§ **PROMPT**:
Each record below should be repeated precisely as written.

§ **Data extracted from a collection**:
—————
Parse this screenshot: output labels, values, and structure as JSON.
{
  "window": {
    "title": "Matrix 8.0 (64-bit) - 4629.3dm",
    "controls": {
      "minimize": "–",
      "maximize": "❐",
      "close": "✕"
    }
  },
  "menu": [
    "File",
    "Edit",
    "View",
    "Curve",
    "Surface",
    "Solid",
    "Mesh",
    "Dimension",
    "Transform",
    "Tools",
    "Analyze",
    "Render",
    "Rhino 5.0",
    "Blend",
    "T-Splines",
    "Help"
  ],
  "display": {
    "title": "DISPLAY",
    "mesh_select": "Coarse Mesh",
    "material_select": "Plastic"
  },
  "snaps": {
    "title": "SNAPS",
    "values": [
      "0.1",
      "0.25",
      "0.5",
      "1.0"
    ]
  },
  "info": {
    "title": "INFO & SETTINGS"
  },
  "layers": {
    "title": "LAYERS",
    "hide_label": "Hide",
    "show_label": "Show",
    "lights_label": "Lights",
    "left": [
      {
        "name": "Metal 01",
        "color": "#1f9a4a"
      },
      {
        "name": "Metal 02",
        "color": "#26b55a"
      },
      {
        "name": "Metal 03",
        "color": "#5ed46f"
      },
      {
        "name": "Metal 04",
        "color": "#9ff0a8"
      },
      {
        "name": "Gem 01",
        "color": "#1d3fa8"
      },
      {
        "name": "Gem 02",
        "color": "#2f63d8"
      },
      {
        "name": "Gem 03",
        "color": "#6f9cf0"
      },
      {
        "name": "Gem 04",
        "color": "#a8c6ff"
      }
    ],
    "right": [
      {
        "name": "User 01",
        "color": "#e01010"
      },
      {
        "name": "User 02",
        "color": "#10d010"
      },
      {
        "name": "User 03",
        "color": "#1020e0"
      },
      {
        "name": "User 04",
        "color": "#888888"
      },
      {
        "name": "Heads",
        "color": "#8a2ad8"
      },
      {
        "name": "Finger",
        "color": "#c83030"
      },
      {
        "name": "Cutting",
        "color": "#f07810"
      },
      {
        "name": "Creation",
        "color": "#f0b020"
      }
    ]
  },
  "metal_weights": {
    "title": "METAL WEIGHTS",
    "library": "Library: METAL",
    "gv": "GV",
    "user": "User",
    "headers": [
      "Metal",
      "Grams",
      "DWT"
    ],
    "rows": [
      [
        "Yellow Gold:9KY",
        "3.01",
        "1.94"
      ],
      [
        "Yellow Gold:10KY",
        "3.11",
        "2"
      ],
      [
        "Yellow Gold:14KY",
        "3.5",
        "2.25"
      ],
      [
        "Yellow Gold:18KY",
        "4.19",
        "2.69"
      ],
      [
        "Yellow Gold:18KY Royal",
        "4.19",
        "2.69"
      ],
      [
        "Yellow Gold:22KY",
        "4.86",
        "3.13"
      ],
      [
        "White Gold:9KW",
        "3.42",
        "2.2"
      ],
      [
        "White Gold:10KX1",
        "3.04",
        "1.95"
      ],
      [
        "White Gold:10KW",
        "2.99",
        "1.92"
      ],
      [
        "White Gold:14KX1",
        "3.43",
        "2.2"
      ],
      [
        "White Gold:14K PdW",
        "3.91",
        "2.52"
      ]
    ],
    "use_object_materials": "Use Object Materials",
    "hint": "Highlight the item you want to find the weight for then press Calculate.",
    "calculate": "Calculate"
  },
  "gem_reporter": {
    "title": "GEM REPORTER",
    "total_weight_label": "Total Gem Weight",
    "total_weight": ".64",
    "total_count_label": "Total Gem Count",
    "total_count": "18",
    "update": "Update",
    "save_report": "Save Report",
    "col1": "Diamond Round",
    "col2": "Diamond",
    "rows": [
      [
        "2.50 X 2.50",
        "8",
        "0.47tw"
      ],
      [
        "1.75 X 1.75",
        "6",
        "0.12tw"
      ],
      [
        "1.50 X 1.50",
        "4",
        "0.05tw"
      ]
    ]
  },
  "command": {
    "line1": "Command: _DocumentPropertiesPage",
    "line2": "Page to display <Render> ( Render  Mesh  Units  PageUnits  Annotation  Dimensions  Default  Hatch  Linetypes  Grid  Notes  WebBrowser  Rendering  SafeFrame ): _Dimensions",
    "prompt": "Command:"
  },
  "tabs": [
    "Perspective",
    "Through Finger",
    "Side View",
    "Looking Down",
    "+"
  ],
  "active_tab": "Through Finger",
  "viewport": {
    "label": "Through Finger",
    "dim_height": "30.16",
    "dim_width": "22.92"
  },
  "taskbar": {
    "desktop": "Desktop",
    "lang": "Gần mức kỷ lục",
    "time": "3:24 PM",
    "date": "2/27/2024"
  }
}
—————
§ **RESPONSE TO THIS TASK**:
Parse this screenshot: output labels, values, and structure as JSON.
{
  "window": {
    "title": "Matrix 8.0 (64-bit) - 4629.3dm",
    "controls": {
      "minimize": "–",
      "maximize": "❐",
      "close": "✕"
    }
  },
  "menu": [
    "File",
    "Edit",
    "View",
    "Curve",
    "Surface",
    "Solid",
    "Mesh",
    "Dimension",
    "Transform",
    "Tools",
    "Analyze",
    "Render",
    "Rhino 5.0",
    "Blend",
    "T-Splines",
    "Help"
  ],
  "display": {
    "title": "DISPLAY",
    "mesh_select": "Coarse Mesh",
    "material_select": "Plastic"
  },
  "snaps": {
    "title": "SNAPS",
    "values": [
      "0.1",
      "0.25",
      "0.5",
      "1.0"
    ]
  },
  "info": {
    "title": "INFO & SETTINGS"
  },
  "layers": {
    "title": "LAYERS",
    "hide_label": "Hide",
    "show_label": "Show",
    "lights_label": "Lights",
    "left": [
      {
        "name": "Metal 01",
        "color": "#1f9a4a"
      },
      {
        "name": "Metal 02",
        "color": "#26b55a"
      },
      {
        "name": "Metal 03",
        "color": "#5ed46f"
      },
      {
        "name": "Metal 04",
        "color": "#9ff0a8"
      },
      {
        "name": "Gem 01",
        "color": "#1d3fa8"
      },
      {
        "name": "Gem 02",
        "color": "#2f63d8"
      },
      {
        "name": "Gem 03",
        "color": "#6f9cf0"
      },
      {
        "name": "Gem 04",
        "color": "#a8c6ff"
      }
    ],
    "right": [
      {
        "name": "User 01",
        "color": "#e01010"
      },
      {
        "name": "User 02",
        "color": "#10d010"
      },
      {
        "name": "User 03",
        "color": "#1020e0"
      },
      {
        "name": "User 04",
        "color": "#888888"
      },
      {
        "name": "Heads",
        "color": "#8a2ad8"
      },
      {
        "name": "Finger",
        "color": "#c83030"
      },
      {
        "name": "Cutting",
        "color": "#f07810"
      },
      {
        "name": "Creation",
        "color": "#f0b020"
      }
    ]
  },
  "metal_weights": {
    "title": "METAL WEIGHTS",
    "library": "Library: METAL",
    "gv": "GV",
    "user": "User",
    "headers": [
      "Metal",
      "Grams",
      "DWT"
    ],
    "rows": [
      [
        "Yellow Gold:9KY",
        "3.01",
        "1.94"
      ],
      [
        "Yellow Gold:10KY",
        "3.11",
        "2"
      ],
      [
        "Yellow Gold:14KY",
        "3.5",
        "2.25"
      ],
      [
        "Yellow Gold:18KY",
        "4.19",
        "2.69"
      ],
      [
        "Yellow Gold:18KY Royal",
        "4.19",
        "2.69"
      ],
      [
        "Yellow Gold:22KY",
        "4.86",
        "3.13"
      ],
      [
        "White Gold:9KW",
        "3.42",
        "2.2"
      ],
      [
        "White Gold:10KX1",
        "3.04",
        "1.95"
      ],
      [
        "White Gold:10KW",
        "2.99",
        "1.92"
      ],
      [
        "White Gold:14KX1",
        "3.43",
        "2.2"
      ],
      [
        "White Gold:14K PdW",
        "3.91",
        "2.52"
      ]
    ],
    "use_object_materials": "Use Object Materials",
    "hint": "Highlight the item you want to find the weight for then press Calculate.",
    "calculate": "Calculate"
  },
  "gem_reporter": {
    "title": "GEM REPORTER",
    "total_weight_label": "Total Gem Weight",
    "total_weight": ".64",
    "total_count_label": "Total Gem Count",
    "total_count": "18",
    "update": "Update",
    "save_report": "Save Report",
    "col1": "Diamond Round",
    "col2": "Diamond",
    "rows": [
      [
        "2.50 X 2.50",
        "8",
        "0.47tw"
      ],
      [
        "1.75 X 1.75",
        "6",
        "0.12tw"
      ],
      [
        "1.50 X 1.50",
        "4",
        "0.05tw"
      ]
    ]
  },
  "command": {
    "line1": "Command: _DocumentPropertiesPage",
    "line2": "Page to display <Render> ( Render  Mesh  Units  PageUnits  Annotation  Dimensions  Default  Hatch  Linetypes  Grid  Notes  WebBrowser  Rendering  SafeFrame ): _Dimensions",
    "prompt": "Command:"
  },
  "tabs": [
    "Perspective",
    "Through Finger",
    "Side View",
    "Looking Down",
    "+"
  ],
  "active_tab": "Through Finger",
  "viewport": {
    "label": "Through Finger",
    "dim_height": "30.16",
    "dim_width": "22.92"
  },
  "taskbar": {
    "desktop": "Desktop",
    "lang": "Gần mức kỷ lục",
    "time": "3:24 PM",
    "date": "2/27/2024"
  }
}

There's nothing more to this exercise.